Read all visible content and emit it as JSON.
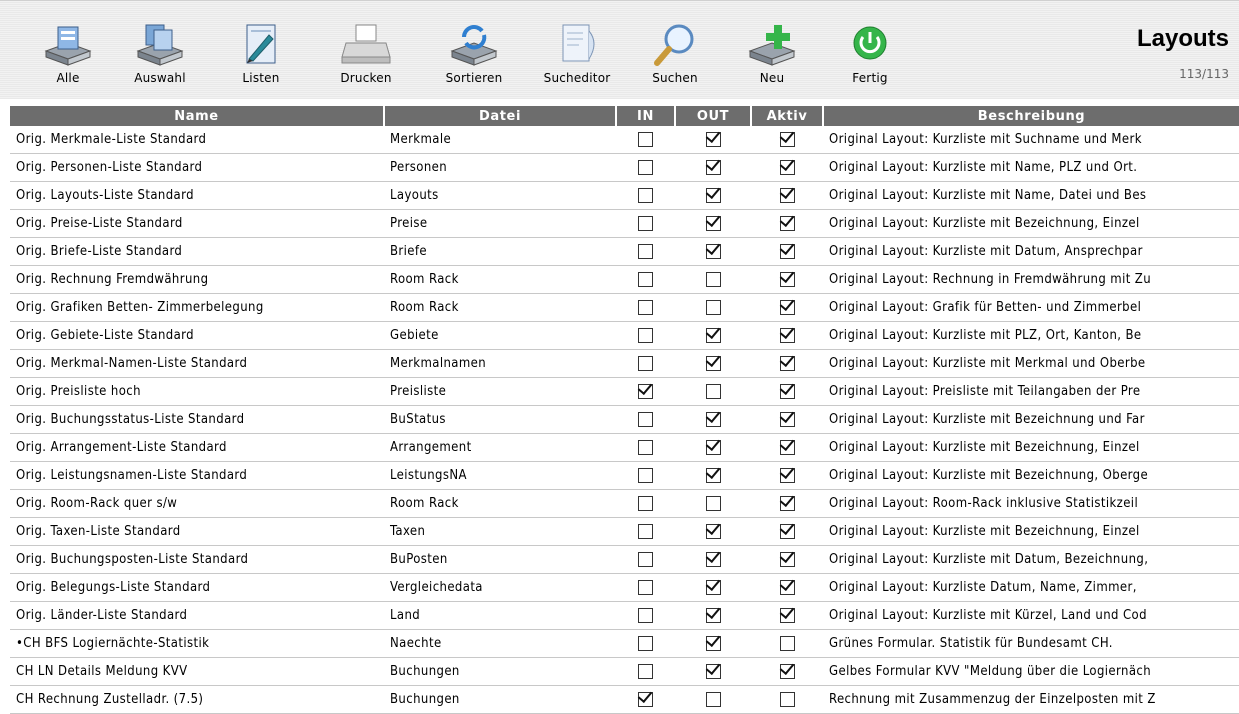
{
  "toolbar": {
    "buttons": [
      {
        "label": "Alle",
        "icon": "all-records-icon"
      },
      {
        "label": "Auswahl",
        "icon": "selection-icon"
      },
      {
        "label": "Listen",
        "icon": "lists-icon"
      },
      {
        "label": "Drucken",
        "icon": "printer-icon"
      },
      {
        "label": "Sortieren",
        "icon": "sort-icon"
      },
      {
        "label": "Sucheditor",
        "icon": "search-editor-icon"
      },
      {
        "label": "Suchen",
        "icon": "magnifier-icon"
      },
      {
        "label": "Neu",
        "icon": "new-record-icon"
      },
      {
        "label": "Fertig",
        "icon": "done-power-icon"
      }
    ],
    "title": "Layouts",
    "count": "113/113"
  },
  "table": {
    "columns": [
      "Name",
      "Datei",
      "IN",
      "OUT",
      "Aktiv",
      "Beschreibung"
    ],
    "rows": [
      {
        "name": "Orig. Merkmale-Liste Standard",
        "datei": "Merkmale",
        "in": false,
        "out": true,
        "aktiv": true,
        "desc": "Original Layout: Kurzliste mit Suchname und Merk"
      },
      {
        "name": "Orig. Personen-Liste Standard",
        "datei": "Personen",
        "in": false,
        "out": true,
        "aktiv": true,
        "desc": "Original Layout: Kurzliste mit Name, PLZ und Ort."
      },
      {
        "name": "Orig. Layouts-Liste Standard",
        "datei": "Layouts",
        "in": false,
        "out": true,
        "aktiv": true,
        "desc": "Original Layout: Kurzliste mit Name, Datei und Bes"
      },
      {
        "name": "Orig. Preise-Liste Standard",
        "datei": "Preise",
        "in": false,
        "out": true,
        "aktiv": true,
        "desc": "Original Layout: Kurzliste mit Bezeichnung, Einzel"
      },
      {
        "name": "Orig. Briefe-Liste Standard",
        "datei": "Briefe",
        "in": false,
        "out": true,
        "aktiv": true,
        "desc": "Original Layout: Kurzliste mit Datum, Ansprechpar"
      },
      {
        "name": "Orig. Rechnung Fremdwährung",
        "datei": "Room Rack",
        "in": false,
        "out": false,
        "aktiv": true,
        "desc": "Original Layout: Rechnung in Fremdwährung mit Zu"
      },
      {
        "name": "Orig. Grafiken Betten- Zimmerbelegung",
        "datei": "Room Rack",
        "in": false,
        "out": false,
        "aktiv": true,
        "desc": "Original Layout: Grafik für Betten- und Zimmerbel"
      },
      {
        "name": "Orig. Gebiete-Liste Standard",
        "datei": "Gebiete",
        "in": false,
        "out": true,
        "aktiv": true,
        "desc": "Original Layout: Kurzliste mit PLZ, Ort, Kanton, Be"
      },
      {
        "name": "Orig. Merkmal-Namen-Liste Standard",
        "datei": "Merkmalnamen",
        "in": false,
        "out": true,
        "aktiv": true,
        "desc": "Original Layout: Kurzliste mit Merkmal und Oberbe"
      },
      {
        "name": "Orig. Preisliste hoch",
        "datei": "Preisliste",
        "in": true,
        "out": false,
        "aktiv": true,
        "desc": "Original Layout: Preisliste mit Teilangaben der Pre"
      },
      {
        "name": "Orig. Buchungsstatus-Liste Standard",
        "datei": "BuStatus",
        "in": false,
        "out": true,
        "aktiv": true,
        "desc": "Original Layout: Kurzliste mit Bezeichnung und Far"
      },
      {
        "name": "Orig. Arrangement-Liste Standard",
        "datei": "Arrangement",
        "in": false,
        "out": true,
        "aktiv": true,
        "desc": "Original Layout: Kurzliste mit Bezeichnung, Einzel"
      },
      {
        "name": "Orig. Leistungsnamen-Liste Standard",
        "datei": "LeistungsNA",
        "in": false,
        "out": true,
        "aktiv": true,
        "desc": "Original Layout: Kurzliste mit Bezeichnung, Oberge"
      },
      {
        "name": "Orig. Room-Rack quer s/w",
        "datei": "Room Rack",
        "in": false,
        "out": false,
        "aktiv": true,
        "desc": "Original Layout: Room-Rack inklusive Statistikzeil"
      },
      {
        "name": "Orig. Taxen-Liste Standard",
        "datei": "Taxen",
        "in": false,
        "out": true,
        "aktiv": true,
        "desc": "Original Layout: Kurzliste mit Bezeichnung, Einzel"
      },
      {
        "name": "Orig. Buchungsposten-Liste Standard",
        "datei": "BuPosten",
        "in": false,
        "out": true,
        "aktiv": true,
        "desc": "Original Layout: Kurzliste mit Datum, Bezeichnung,"
      },
      {
        "name": "Orig. Belegungs-Liste Standard",
        "datei": "Vergleichedata",
        "in": false,
        "out": true,
        "aktiv": true,
        "desc": "Original Layout: Kurzliste Datum, Name, Zimmer,"
      },
      {
        "name": "Orig. Länder-Liste Standard",
        "datei": "Land",
        "in": false,
        "out": true,
        "aktiv": true,
        "desc": "Original Layout: Kurzliste mit Kürzel, Land und Cod"
      },
      {
        "name": "•CH BFS Logiernächte-Statistik",
        "datei": "Naechte",
        "in": false,
        "out": true,
        "aktiv": false,
        "desc": "Grünes Formular. Statistik für Bundesamt CH."
      },
      {
        "name": "CH LN Details Meldung KVV",
        "datei": "Buchungen",
        "in": false,
        "out": true,
        "aktiv": true,
        "desc": "Gelbes Formular KVV \"Meldung über die Logiernäch"
      },
      {
        "name": "CH Rechnung Zustelladr. (7.5)",
        "datei": "Buchungen",
        "in": true,
        "out": false,
        "aktiv": false,
        "desc": "Rechnung mit Zusammenzug der Einzelposten mit Z"
      }
    ]
  }
}
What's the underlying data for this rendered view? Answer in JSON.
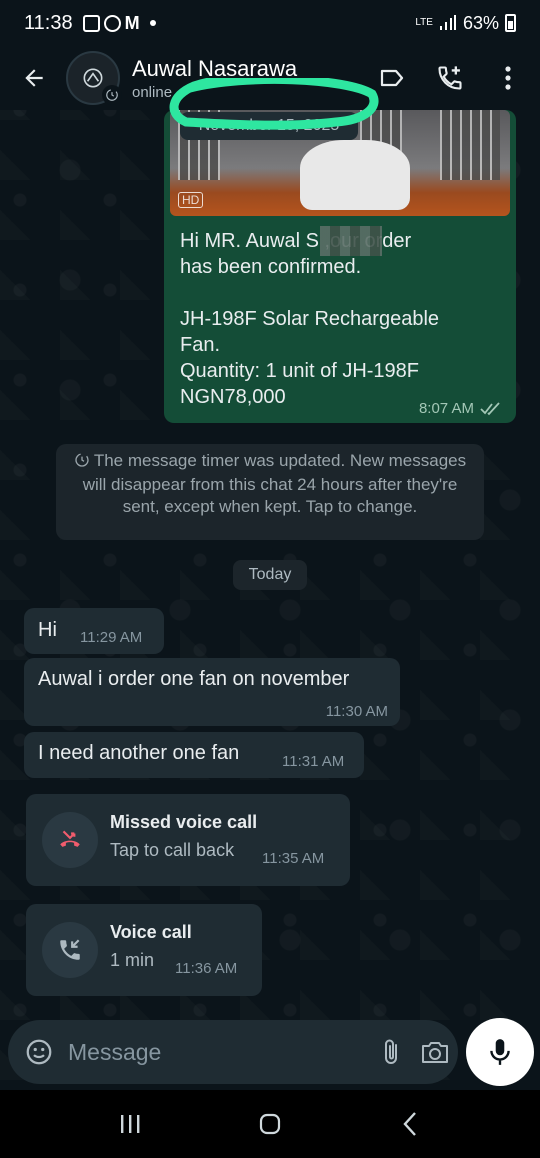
{
  "status_bar": {
    "time": "11:38",
    "network": "LTE",
    "battery": "63%"
  },
  "header": {
    "contact_name": "Auwal Nasarawa",
    "contact_status": "online"
  },
  "chat": {
    "outgoing_order": {
      "date_chip": "November 15, 2025",
      "image_badge": "HD",
      "text": "Hi MR. Auwal S        ,our order\nhas been confirmed.\n\nJH-198F Solar Rechargeable\nFan.\nQuantity: 1 unit of JH-198F\nNGN78,000",
      "time": "8:07 AM",
      "read_status": "read-ticks-icon"
    },
    "system_notice": "The message timer was updated. New messages will disappear from this chat 24 hours after they're sent, except when kept. Tap to change.",
    "day_separator": "Today",
    "incoming_messages": [
      {
        "text": "Hi",
        "time": "11:29 AM"
      },
      {
        "text": "Auwal i order one fan on november",
        "time": "11:30 AM"
      },
      {
        "text": "I need another one fan",
        "time": "11:31 AM"
      }
    ],
    "calls": [
      {
        "title": "Missed voice call",
        "subtitle": "Tap to call back",
        "time": "11:35 AM",
        "icon": "missed-call-icon",
        "accent": "#f15c6d"
      },
      {
        "title": "Voice call",
        "subtitle": "1 min",
        "time": "11:36 AM",
        "icon": "incoming-call-icon",
        "accent": "#aebac1"
      }
    ]
  },
  "composer": {
    "placeholder": "Message"
  },
  "colors": {
    "outgoing_bubble": "#144d37",
    "incoming_bubble": "#1f2c33",
    "background": "#0b141a",
    "highlight_marker": "#2ee6a0"
  }
}
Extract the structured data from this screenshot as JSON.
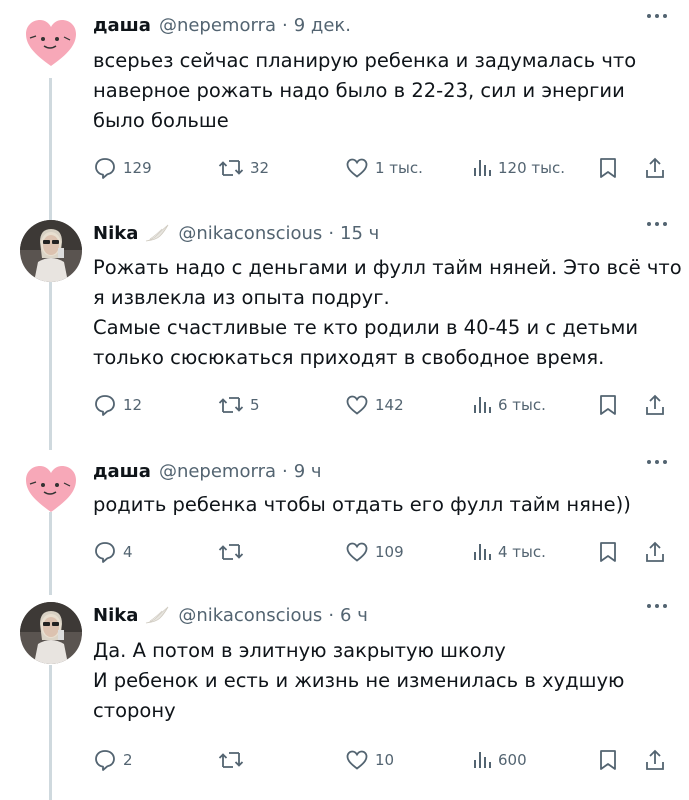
{
  "tweets": [
    {
      "author": "даша",
      "handle": "@nepemorra",
      "time": "9 дек.",
      "avatar": "heart-avatar",
      "lines": [
        "всерьез сейчас планирую ребенка и задумалась что",
        "наверное рожать надо было в 22-23, сил и энергии",
        "было больше"
      ],
      "replies": "129",
      "reposts": "32",
      "likes": "1 тыс.",
      "views": "120 тыс."
    },
    {
      "author": "Nika",
      "handle": "@nikaconscious",
      "time": "15 ч",
      "avatar": "photo-avatar",
      "badge": "wing-icon",
      "lines": [
        "Рожать надо с деньгами и фулл тайм няней. Это всё что",
        "я извлекла из опыта подруг.",
        "Самые счастливые те кто родили в 40-45 и с детьми",
        "только сюсюкаться приходят в свободное время."
      ],
      "replies": "12",
      "reposts": "5",
      "likes": "142",
      "views": "6 тыс."
    },
    {
      "author": "даша",
      "handle": "@nepemorra",
      "time": "9 ч",
      "avatar": "heart-avatar",
      "lines": [
        "родить ребенка чтобы отдать его фулл тайм няне))"
      ],
      "replies": "4",
      "reposts": "",
      "likes": "109",
      "views": "4 тыс."
    },
    {
      "author": "Nika",
      "handle": "@nikaconscious",
      "time": "6 ч",
      "avatar": "photo-avatar",
      "badge": "wing-icon",
      "lines": [
        "Да. А потом в элитную закрытую школу",
        "И ребенок и есть и жизнь не изменилась в худшую",
        "сторону"
      ],
      "replies": "2",
      "reposts": "",
      "likes": "10",
      "views": "600"
    }
  ],
  "colors": {
    "text": "#0f1419",
    "secondary": "#536471",
    "thread_line": "#cfd9de",
    "heart_pink": "#f7a8b8"
  }
}
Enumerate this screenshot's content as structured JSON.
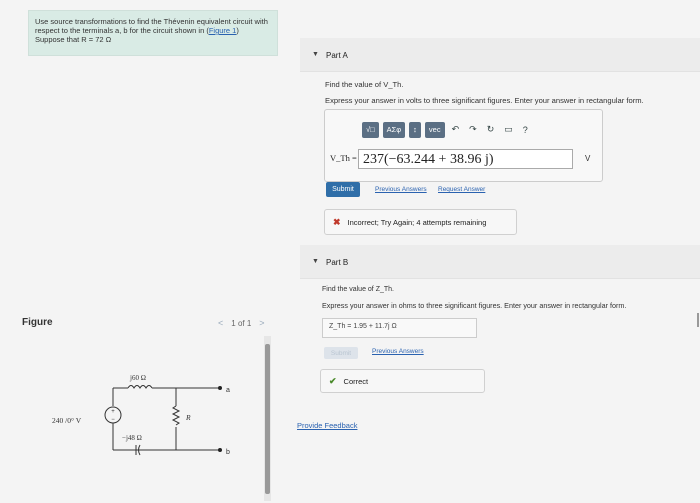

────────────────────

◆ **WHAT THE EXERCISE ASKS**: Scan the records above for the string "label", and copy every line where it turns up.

◆ **RESULT OF THIS TASK**:
        "label": "Alle",
        "label": "Auswahl",
        "label": "Listen",
        "label": "Drucken",
        "label": "Sortieren",
        "label": "Sucheditor",
        "label": "Suchen",
        "label": "Neu",
        "label": "Fertig",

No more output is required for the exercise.